Lowell's total zone fielding runs above average -- the number of runs a player was worth below or above an average player based on fielding plays made -- was a negative 6.6 in 2009.
He's being dealt to a contender where his ailing hip won't be an issue -- the Rangers have All-Star third baseman Michael Young -- and he can pick up at-bats as a designated hitter and first baseman, the latter a position that the Sox clearly weren't comfortable with him playing.
Heck, Lowell might have just as good a shot at making the playoffs in Texas as he would have had with the Sox, who are already preparing their AL East concession speech for 2010.
Epstein has lowered expectations so much that the "bridge period" he talked about during the Winter Meetings in Indianapolis seems more like a tunnel time, where the Sox are resigned to travel beneath the Yankees until uber-prospects like Casey Kelly and Ryan Westmoreland see the major league light of day.
Texas won 87 games last year and was sitting at 75-58 on Sept. 2, 2.5 games behind the Sox for the AL wild card and 3.5 games behind the Angels in the AL West, when Young's hamstring injury caused him to miss 23 games over the final month-plus of the season.
The defensive part of potentially swapping out Lowell for Beltre makes a lot of sense, one of the few things in this off-season that does for the Sox.
The 30-year-old Beltre is an excellent defensive third baseman. He won the AL Gold Glove in 2007 and 2008 and even with a bum left shoulder last year that required in-season surgery to remove bone spurs he still posted a plus-5.5 total zone fielding runs above average.
His bat is a bigger question mark. Beltre has never come close to approximating his incredible 2004 season with the Dodgers. That year Beltre led the NL in homers with 48, while batting .334, driving in 121 runs and slugging .629. In five seasons in Seattle, he never slugged above .500 and never drove in 100 runs. His best season as a Mariner was 2007, when he hit .276 with 26 home runs and 99 RBI.
Limited to 111 games last season by the shaky shoulder, Beltre hit as many home runs as Jacoby Ellsbury (8) and finished with a lower slugging percentage than Ells (.417 to .379 for Beltre), while batting an eminently pedestrian .265.
The best overall fix for third would be shifting Kevin Youkilis across the diamond and acquiring a power-hitting slugger like Adrian Gonzalez or Miguel Cabera to play first, but in order to do that, the Sox would have to part with their precious prospects.
For a team whose most pressing off-season need is a big bat -- and that need becomes greater if Bay walks away and the asking price to enter the Boras-concocted bidding war for Holliday is simply too steep -- trading Lowell and replacing him with Beltre is a lateral move in the lineup.
But then again that's what this off-season has been all about for the Sox so far -- making lateral moves while the latitude between them and the Yankees grows wider.
...That's what the Patriots have when it comes to picks in the 2013 NFL Draft, which starts Thursday.

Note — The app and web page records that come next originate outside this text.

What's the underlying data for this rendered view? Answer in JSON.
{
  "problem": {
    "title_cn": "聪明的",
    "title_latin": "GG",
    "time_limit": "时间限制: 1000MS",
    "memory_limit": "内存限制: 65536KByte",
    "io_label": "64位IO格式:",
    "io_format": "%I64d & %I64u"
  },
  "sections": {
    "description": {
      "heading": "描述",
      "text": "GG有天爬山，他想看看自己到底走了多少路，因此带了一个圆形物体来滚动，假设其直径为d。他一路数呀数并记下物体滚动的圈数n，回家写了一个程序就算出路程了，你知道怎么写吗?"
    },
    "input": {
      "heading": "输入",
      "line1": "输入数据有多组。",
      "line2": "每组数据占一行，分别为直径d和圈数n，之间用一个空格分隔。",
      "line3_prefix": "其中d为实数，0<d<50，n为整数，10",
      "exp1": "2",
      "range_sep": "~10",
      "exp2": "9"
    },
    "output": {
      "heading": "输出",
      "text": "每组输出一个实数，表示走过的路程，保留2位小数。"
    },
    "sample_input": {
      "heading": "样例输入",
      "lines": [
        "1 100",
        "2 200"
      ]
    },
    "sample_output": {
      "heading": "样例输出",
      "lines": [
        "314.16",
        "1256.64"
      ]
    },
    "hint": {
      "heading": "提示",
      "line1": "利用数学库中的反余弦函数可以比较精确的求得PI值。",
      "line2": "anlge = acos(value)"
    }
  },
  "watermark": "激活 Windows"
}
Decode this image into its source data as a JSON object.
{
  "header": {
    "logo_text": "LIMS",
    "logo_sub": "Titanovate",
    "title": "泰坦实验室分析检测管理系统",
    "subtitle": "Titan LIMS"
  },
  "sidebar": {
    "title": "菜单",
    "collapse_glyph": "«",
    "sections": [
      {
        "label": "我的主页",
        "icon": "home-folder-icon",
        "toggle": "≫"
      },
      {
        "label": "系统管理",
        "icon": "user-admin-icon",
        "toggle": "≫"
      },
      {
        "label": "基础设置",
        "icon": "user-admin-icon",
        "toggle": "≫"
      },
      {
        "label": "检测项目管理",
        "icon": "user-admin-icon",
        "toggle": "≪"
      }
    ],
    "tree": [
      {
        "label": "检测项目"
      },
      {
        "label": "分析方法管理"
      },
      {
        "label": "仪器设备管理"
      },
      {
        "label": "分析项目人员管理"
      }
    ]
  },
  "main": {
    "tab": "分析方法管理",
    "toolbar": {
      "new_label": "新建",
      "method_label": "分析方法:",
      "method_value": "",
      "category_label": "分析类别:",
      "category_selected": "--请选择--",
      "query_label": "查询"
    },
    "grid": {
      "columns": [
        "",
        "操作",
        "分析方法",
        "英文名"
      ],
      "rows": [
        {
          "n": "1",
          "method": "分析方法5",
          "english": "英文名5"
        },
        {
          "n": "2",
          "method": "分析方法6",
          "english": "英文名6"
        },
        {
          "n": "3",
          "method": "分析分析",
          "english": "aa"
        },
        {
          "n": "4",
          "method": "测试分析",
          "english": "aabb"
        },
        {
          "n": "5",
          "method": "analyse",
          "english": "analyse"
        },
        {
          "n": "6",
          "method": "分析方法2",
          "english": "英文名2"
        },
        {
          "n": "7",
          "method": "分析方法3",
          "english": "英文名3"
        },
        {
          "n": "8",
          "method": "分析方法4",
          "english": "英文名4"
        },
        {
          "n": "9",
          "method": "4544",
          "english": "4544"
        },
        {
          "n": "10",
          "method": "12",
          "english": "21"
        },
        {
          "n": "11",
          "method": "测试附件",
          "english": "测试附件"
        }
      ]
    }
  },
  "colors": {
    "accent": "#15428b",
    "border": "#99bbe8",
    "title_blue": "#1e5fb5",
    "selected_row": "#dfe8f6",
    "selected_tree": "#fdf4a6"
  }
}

After all those years of stockpiling picks the way a survivalist does non-perishables the Patriots have just five picks in this year's draft, thanks to Band-aid trades for Albert Haynesworth, Chad Ochocinco and Aqib Talib. Five picks would be the fewest draft picks in franchise history. (Part of that is attributable to the trimming of the draft to just seven rounds in 1994). Further complicating matters is that two of the Patriots' greatest needs are at wide receiver and cornerback, positions where they have sustained draft droughts. With that in mind, I'm convinced the Patriots are going trade back out of the first round of a quanity-over-quality draft where you're just as likely to pick a Pro Bowl player in the second and third round as you are in the first round.